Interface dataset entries
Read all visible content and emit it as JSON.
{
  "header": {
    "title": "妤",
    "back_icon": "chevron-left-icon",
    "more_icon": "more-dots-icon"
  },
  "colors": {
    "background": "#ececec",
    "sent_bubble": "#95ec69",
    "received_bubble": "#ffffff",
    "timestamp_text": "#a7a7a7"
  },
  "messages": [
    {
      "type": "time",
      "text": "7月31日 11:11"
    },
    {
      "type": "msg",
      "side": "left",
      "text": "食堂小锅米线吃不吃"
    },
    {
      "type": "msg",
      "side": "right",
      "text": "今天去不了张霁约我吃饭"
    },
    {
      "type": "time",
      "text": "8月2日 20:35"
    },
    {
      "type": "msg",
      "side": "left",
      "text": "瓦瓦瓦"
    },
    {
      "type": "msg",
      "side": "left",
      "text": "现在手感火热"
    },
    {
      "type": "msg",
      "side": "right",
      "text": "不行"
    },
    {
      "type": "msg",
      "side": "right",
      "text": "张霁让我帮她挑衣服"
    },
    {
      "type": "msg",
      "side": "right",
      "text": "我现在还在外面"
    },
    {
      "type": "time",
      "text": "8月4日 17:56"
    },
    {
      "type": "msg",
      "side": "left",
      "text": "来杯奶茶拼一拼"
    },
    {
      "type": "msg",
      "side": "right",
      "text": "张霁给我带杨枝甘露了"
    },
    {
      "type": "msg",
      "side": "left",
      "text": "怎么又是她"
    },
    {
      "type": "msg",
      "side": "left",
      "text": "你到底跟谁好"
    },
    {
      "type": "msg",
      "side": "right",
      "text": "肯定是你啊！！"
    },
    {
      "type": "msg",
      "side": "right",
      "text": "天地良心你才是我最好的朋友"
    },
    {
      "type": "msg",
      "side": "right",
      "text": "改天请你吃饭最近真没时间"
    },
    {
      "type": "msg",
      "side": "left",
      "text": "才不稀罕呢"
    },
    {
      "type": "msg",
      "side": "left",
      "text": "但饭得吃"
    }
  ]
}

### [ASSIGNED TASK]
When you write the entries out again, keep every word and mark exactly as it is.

### [OUTPUT FOR THIS TASK]
Read all visible content and emit it as JSON.
{
  "header": {
    "title": "妤",
    "back_icon": "chevron-left-icon",
    "more_icon": "more-dots-icon"
  },
  "colors": {
    "background": "#ececec",
    "sent_bubble": "#95ec69",
    "received_bubble": "#ffffff",
    "timestamp_text": "#a7a7a7"
  },
  "messages": [
    {
      "type": "time",
      "text": "7月31日 11:11"
    },
    {
      "type": "msg",
      "side": "left",
      "text": "食堂小锅米线吃不吃"
    },
    {
      "type": "msg",
      "side": "right",
      "text": "今天去不了张霁约我吃饭"
    },
    {
      "type": "time",
      "text": "8月2日 20:35"
    },
    {
      "type": "msg",
      "side": "left",
      "text": "瓦瓦瓦"
    },
    {
      "type": "msg",
      "side": "left",
      "text": "现在手感火热"
    },
    {
      "type": "msg",
      "side": "right",
      "text": "不行"
    },
    {
      "type": "msg",
      "side": "right",
      "text": "张霁让我帮她挑衣服"
    },
    {
      "type": "msg",
      "side": "right",
      "text": "我现在还在外面"
    },
    {
      "type": "time",
      "text": "8月4日 17:56"
    },
    {
      "type": "msg",
      "side": "left",
      "text": "来杯奶茶拼一拼"
    },
    {
      "type": "msg",
      "side": "right",
      "text": "张霁给我带杨枝甘露了"
    },
    {
      "type": "msg",
      "side": "left",
      "text": "怎么又是她"
    },
    {
      "type": "msg",
      "side": "left",
      "text": "你到底跟谁好"
    },
    {
      "type": "msg",
      "side": "right",
      "text": "肯定是你啊！！"
    },
    {
      "type": "msg",
      "side": "right",
      "text": "天地良心你才是我最好的朋友"
    },
    {
      "type": "msg",
      "side": "right",
      "text": "改天请你吃饭最近真没时间"
    },
    {
      "type": "msg",
      "side": "left",
      "text": "才不稀罕呢"
    },
    {
      "type": "msg",
      "side": "left",
      "text": "但饭得吃"
    }
  ]
}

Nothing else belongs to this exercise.